* **WHAT THE TASK REQUIRES**
Copy the records below without altering a single word.

___ DATASET ___

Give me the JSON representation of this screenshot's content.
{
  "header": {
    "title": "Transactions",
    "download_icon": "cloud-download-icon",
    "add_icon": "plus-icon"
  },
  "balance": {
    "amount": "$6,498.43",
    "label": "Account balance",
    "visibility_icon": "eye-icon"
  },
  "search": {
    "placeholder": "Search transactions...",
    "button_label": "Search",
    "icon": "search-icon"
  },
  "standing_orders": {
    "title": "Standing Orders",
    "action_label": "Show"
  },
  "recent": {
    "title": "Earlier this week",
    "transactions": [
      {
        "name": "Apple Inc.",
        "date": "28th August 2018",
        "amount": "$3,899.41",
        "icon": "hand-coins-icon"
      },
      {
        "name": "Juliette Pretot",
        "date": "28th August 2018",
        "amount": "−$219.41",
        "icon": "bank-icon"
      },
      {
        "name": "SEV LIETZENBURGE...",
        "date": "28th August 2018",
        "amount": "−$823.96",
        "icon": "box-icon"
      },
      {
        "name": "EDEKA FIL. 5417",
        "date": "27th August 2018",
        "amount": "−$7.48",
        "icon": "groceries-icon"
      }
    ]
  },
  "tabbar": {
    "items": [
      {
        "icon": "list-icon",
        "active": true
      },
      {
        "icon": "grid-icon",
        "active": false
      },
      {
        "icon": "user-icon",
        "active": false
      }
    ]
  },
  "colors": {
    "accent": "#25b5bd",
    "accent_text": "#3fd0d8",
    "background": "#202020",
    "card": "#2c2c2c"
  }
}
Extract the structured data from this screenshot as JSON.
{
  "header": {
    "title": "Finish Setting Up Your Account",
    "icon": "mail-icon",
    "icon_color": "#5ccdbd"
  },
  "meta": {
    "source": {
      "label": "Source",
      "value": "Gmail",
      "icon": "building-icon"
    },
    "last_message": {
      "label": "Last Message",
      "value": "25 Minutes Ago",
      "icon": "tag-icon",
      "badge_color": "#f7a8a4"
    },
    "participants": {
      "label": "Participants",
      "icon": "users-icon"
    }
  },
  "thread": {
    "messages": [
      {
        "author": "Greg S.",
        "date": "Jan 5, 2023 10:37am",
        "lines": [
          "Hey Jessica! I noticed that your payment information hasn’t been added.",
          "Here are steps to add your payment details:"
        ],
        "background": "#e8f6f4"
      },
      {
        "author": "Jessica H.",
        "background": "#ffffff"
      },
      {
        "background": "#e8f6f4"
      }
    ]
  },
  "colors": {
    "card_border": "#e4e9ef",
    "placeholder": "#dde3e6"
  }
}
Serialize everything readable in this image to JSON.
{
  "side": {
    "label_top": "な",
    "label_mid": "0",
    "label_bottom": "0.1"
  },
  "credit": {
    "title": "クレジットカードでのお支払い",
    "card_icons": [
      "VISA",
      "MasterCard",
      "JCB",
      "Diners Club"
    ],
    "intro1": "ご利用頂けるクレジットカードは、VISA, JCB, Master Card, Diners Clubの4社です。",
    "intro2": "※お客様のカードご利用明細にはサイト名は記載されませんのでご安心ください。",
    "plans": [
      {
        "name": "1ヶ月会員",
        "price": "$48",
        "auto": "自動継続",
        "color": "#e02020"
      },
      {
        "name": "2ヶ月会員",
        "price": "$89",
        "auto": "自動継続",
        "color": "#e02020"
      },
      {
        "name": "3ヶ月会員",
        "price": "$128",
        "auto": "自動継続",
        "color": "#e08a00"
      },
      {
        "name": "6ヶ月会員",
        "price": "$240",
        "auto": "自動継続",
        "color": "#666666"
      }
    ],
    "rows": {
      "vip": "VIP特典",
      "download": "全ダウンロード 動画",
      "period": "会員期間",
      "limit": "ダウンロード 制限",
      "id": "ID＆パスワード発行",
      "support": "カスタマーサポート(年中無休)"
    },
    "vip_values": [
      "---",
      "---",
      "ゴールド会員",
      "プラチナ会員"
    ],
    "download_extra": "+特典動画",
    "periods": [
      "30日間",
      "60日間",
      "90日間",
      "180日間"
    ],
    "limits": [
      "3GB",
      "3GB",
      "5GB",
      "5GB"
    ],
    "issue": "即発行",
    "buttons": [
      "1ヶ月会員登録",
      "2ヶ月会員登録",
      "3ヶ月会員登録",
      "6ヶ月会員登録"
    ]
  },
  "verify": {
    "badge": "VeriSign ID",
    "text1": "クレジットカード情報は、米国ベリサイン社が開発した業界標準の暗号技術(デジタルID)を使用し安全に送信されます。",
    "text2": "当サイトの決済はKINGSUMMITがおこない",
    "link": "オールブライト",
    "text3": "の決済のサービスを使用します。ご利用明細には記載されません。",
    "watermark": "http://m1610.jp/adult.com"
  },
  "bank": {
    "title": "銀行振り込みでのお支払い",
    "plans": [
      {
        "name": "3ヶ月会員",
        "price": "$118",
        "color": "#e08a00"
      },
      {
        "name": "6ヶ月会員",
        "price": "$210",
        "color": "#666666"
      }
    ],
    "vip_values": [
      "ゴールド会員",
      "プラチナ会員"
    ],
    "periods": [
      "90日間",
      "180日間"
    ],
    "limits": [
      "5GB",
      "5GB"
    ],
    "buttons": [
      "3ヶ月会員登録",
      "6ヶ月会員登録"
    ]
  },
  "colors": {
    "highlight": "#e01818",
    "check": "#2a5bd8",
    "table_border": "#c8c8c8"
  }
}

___

* **SOLUTION TO THIS EXERCISE**
Give me the JSON representation of this screenshot's content.
{
  "header": {
    "title": "Transactions",
    "download_icon": "cloud-download-icon",
    "add_icon": "plus-icon"
  },
  "balance": {
    "amount": "$6,498.43",
    "label": "Account balance",
    "visibility_icon": "eye-icon"
  },
  "search": {
    "placeholder": "Search transactions...",
    "button_label": "Search",
    "icon": "search-icon"
  },
  "standing_orders": {
    "title": "Standing Orders",
    "action_label": "Show"
  },
  "recent": {
    "title": "Earlier this week",
    "transactions": [
      {
        "name": "Apple Inc.",
        "date": "28th August 2018",
        "amount": "$3,899.41",
        "icon": "hand-coins-icon"
      },
      {
        "name": "Juliette Pretot",
        "date": "28th August 2018",
        "amount": "−$219.41",
        "icon": "bank-icon"
      },
      {
        "name": "SEV LIETZENBURGE...",
        "date": "28th August 2018",
        "amount": "−$823.96",
        "icon": "box-icon"
      },
      {
        "name": "EDEKA FIL. 5417",
        "date": "27th August 2018",
        "amount": "−$7.48",
        "icon": "groceries-icon"
      }
    ]
  },
  "tabbar": {
    "items": [
      {
        "icon": "list-icon",
        "active": true
      },
      {
        "icon": "grid-icon",
        "active": false
      },
      {
        "icon": "user-icon",
        "active": false
      }
    ]
  },
  "colors": {
    "accent": "#25b5bd",
    "accent_text": "#3fd0d8",
    "background": "#202020",
    "card": "#2c2c2c"
  }
}
Extract the structured data from this screenshot as JSON.
{
  "header": {
    "title": "Finish Setting Up Your Account",
    "icon": "mail-icon",
    "icon_color": "#5ccdbd"
  },
  "meta": {
    "source": {
      "label": "Source",
      "value": "Gmail",
      "icon": "building-icon"
    },
    "last_message": {
      "label": "Last Message",
      "value": "25 Minutes Ago",
      "icon": "tag-icon",
      "badge_color": "#f7a8a4"
    },
    "participants": {
      "label": "Participants",
      "icon": "users-icon"
    }
  },
  "thread": {
    "messages": [
      {
        "author": "Greg S.",
        "date": "Jan 5, 2023 10:37am",
        "lines": [
          "Hey Jessica! I noticed that your payment information hasn’t been added.",
          "Here are steps to add your payment details:"
        ],
        "background": "#e8f6f4"
      },
      {
        "author": "Jessica H.",
        "background": "#ffffff"
      },
      {
        "background": "#e8f6f4"
      }
    ]
  },
  "colors": {
    "card_border": "#e4e9ef",
    "placeholder": "#dde3e6"
  }
}
Serialize everything readable in this image to JSON.
{
  "side": {
    "label_top": "な",
    "label_mid": "0",
    "label_bottom": "0.1"
  },
  "credit": {
    "title": "クレジットカードでのお支払い",
    "card_icons": [
      "VISA",
      "MasterCard",
      "JCB",
      "Diners Club"
    ],
    "intro1": "ご利用頂けるクレジットカードは、VISA, JCB, Master Card, Diners Clubの4社です。",
    "intro2": "※お客様のカードご利用明細にはサイト名は記載されませんのでご安心ください。",
    "plans": [
      {
        "name": "1ヶ月会員",
        "price": "$48",
        "auto": "自動継続",
        "color": "#e02020"
      },
      {
        "name": "2ヶ月会員",
        "price": "$89",
        "auto": "自動継続",
        "color": "#e02020"
      },
      {
        "name": "3ヶ月会員",
        "price": "$128",
        "auto": "自動継続",
        "color": "#e08a00"
      },
      {
        "name": "6ヶ月会員",
        "price": "$240",
        "auto": "自動継続",
        "color": "#666666"
      }
    ],
    "rows": {
      "vip": "VIP特典",
      "download": "全ダウンロード 動画",
      "period": "会員期間",
      "limit": "ダウンロード 制限",
      "id": "ID＆パスワード発行",
      "support": "カスタマーサポート(年中無休)"
    },
    "vip_values": [
      "---",
      "---",
      "ゴールド会員",
      "プラチナ会員"
    ],
    "download_extra": "+特典動画",
    "periods": [
      "30日間",
      "60日間",
      "90日間",
      "180日間"
    ],
    "limits": [
      "3GB",
      "3GB",
      "5GB",
      "5GB"
    ],
    "issue": "即発行",
    "buttons": [
      "1ヶ月会員登録",
      "2ヶ月会員登録",
      "3ヶ月会員登録",
      "6ヶ月会員登録"
    ]
  },
  "verify": {
    "badge": "VeriSign ID",
    "text1": "クレジットカード情報は、米国ベリサイン社が開発した業界標準の暗号技術(デジタルID)を使用し安全に送信されます。",
    "text2": "当サイトの決済はKINGSUMMITがおこない",
    "link": "オールブライト",
    "text3": "の決済のサービスを使用します。ご利用明細には記載されません。",
    "watermark": "http://m1610.jp/adult.com"
  },
  "bank": {
    "title": "銀行振り込みでのお支払い",
    "plans": [
      {
        "name": "3ヶ月会員",
        "price": "$118",
        "color": "#e08a00"
      },
      {
        "name": "6ヶ月会員",
        "price": "$210",
        "color": "#666666"
      }
    ],
    "vip_values": [
      "ゴールド会員",
      "プラチナ会員"
    ],
    "periods": [
      "90日間",
      "180日間"
    ],
    "limits": [
      "5GB",
      "5GB"
    ],
    "buttons": [
      "3ヶ月会員登録",
      "6ヶ月会員登録"
    ]
  },
  "colors": {
    "highlight": "#e01818",
    "check": "#2a5bd8",
    "table_border": "#c8c8c8"
  }
}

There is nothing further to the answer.